Component data from apps and pages:
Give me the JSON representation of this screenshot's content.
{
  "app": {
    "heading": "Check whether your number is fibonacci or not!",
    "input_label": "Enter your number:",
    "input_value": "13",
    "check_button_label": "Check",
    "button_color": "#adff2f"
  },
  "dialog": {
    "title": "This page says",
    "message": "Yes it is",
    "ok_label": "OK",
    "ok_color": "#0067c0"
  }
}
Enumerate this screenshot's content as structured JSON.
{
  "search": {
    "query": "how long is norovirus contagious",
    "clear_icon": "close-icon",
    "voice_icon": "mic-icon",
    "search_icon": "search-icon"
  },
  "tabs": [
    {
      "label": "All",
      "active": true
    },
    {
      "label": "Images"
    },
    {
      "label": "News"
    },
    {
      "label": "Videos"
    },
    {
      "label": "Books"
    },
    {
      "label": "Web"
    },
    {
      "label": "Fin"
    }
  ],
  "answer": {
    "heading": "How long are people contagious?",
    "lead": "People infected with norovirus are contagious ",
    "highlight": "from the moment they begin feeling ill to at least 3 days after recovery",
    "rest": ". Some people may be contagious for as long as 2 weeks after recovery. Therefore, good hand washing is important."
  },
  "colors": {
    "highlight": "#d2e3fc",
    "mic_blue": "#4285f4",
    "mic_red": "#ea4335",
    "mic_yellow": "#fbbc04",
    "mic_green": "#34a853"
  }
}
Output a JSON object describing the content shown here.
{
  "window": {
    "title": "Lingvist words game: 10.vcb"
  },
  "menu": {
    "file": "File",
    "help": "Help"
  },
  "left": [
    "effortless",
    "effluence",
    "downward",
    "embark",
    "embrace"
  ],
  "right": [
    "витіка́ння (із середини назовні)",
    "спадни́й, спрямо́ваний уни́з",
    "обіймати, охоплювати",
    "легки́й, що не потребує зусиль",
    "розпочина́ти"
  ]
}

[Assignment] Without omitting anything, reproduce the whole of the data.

[Solution]
Give me the JSON representation of this screenshot's content.
{
  "app": {
    "heading": "Check whether your number is fibonacci or not!",
    "input_label": "Enter your number:",
    "input_value": "13",
    "check_button_label": "Check",
    "button_color": "#adff2f"
  },
  "dialog": {
    "title": "This page says",
    "message": "Yes it is",
    "ok_label": "OK",
    "ok_color": "#0067c0"
  }
}
Enumerate this screenshot's content as structured JSON.
{
  "search": {
    "query": "how long is norovirus contagious",
    "clear_icon": "close-icon",
    "voice_icon": "mic-icon",
    "search_icon": "search-icon"
  },
  "tabs": [
    {
      "label": "All",
      "active": true
    },
    {
      "label": "Images"
    },
    {
      "label": "News"
    },
    {
      "label": "Videos"
    },
    {
      "label": "Books"
    },
    {
      "label": "Web"
    },
    {
      "label": "Fin"
    }
  ],
  "answer": {
    "heading": "How long are people contagious?",
    "lead": "People infected with norovirus are contagious ",
    "highlight": "from the moment they begin feeling ill to at least 3 days after recovery",
    "rest": ". Some people may be contagious for as long as 2 weeks after recovery. Therefore, good hand washing is important."
  },
  "colors": {
    "highlight": "#d2e3fc",
    "mic_blue": "#4285f4",
    "mic_red": "#ea4335",
    "mic_yellow": "#fbbc04",
    "mic_green": "#34a853"
  }
}
Output a JSON object describing the content shown here.
{
  "window": {
    "title": "Lingvist words game: 10.vcb"
  },
  "menu": {
    "file": "File",
    "help": "Help"
  },
  "left": [
    "effortless",
    "effluence",
    "downward",
    "embark",
    "embrace"
  ],
  "right": [
    "витіка́ння (із середини назовні)",
    "спадни́й, спрямо́ваний уни́з",
    "обіймати, охоплювати",
    "легки́й, що не потребує зусиль",
    "розпочина́ти"
  ]
}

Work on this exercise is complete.